In the listing that follows, copy out each line that includes the word "this".
[[ EXERCISE MATERIALS open ]]
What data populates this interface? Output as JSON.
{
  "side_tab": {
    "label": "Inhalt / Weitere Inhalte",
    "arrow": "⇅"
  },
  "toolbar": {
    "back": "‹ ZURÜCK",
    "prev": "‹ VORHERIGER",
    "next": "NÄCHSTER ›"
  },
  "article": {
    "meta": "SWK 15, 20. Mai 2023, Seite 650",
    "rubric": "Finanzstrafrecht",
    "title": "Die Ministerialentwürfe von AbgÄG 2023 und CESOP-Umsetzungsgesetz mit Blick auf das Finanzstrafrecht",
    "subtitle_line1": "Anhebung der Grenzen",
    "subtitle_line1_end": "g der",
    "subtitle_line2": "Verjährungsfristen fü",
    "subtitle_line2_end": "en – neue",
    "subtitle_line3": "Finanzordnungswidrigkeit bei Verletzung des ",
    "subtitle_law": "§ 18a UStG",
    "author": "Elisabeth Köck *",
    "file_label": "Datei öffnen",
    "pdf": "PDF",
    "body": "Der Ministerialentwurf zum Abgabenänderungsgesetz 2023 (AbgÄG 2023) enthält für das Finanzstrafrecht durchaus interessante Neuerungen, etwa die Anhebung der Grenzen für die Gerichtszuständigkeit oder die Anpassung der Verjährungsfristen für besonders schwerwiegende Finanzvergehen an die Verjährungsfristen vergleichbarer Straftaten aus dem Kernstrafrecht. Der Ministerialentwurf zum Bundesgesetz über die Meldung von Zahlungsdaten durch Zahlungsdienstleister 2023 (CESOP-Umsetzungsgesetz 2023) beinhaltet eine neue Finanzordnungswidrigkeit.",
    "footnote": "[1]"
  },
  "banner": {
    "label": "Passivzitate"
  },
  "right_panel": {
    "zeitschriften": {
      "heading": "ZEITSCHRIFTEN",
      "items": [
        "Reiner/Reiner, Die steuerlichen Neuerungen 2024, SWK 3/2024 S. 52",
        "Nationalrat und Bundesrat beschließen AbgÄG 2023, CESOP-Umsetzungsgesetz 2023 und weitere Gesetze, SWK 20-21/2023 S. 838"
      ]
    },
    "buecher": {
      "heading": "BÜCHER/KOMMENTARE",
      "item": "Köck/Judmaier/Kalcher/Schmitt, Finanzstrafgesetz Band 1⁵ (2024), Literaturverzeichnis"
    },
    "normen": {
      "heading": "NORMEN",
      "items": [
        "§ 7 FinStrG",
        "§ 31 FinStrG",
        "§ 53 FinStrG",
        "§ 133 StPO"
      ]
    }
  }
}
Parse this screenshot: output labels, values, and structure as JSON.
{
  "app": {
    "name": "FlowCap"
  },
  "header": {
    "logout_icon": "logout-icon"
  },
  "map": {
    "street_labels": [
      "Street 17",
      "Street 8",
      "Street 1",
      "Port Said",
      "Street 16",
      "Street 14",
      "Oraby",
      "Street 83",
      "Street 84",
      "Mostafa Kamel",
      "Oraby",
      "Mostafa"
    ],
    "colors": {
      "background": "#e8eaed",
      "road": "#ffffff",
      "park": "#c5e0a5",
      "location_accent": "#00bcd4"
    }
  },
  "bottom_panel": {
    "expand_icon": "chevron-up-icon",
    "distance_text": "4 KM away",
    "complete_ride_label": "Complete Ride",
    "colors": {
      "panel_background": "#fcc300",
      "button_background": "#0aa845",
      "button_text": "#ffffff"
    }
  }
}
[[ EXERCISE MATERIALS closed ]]
ANSWER BOX
What data populates this interface? Output as JSON.
Parse this screenshot: output labels, values, and structure as JSON.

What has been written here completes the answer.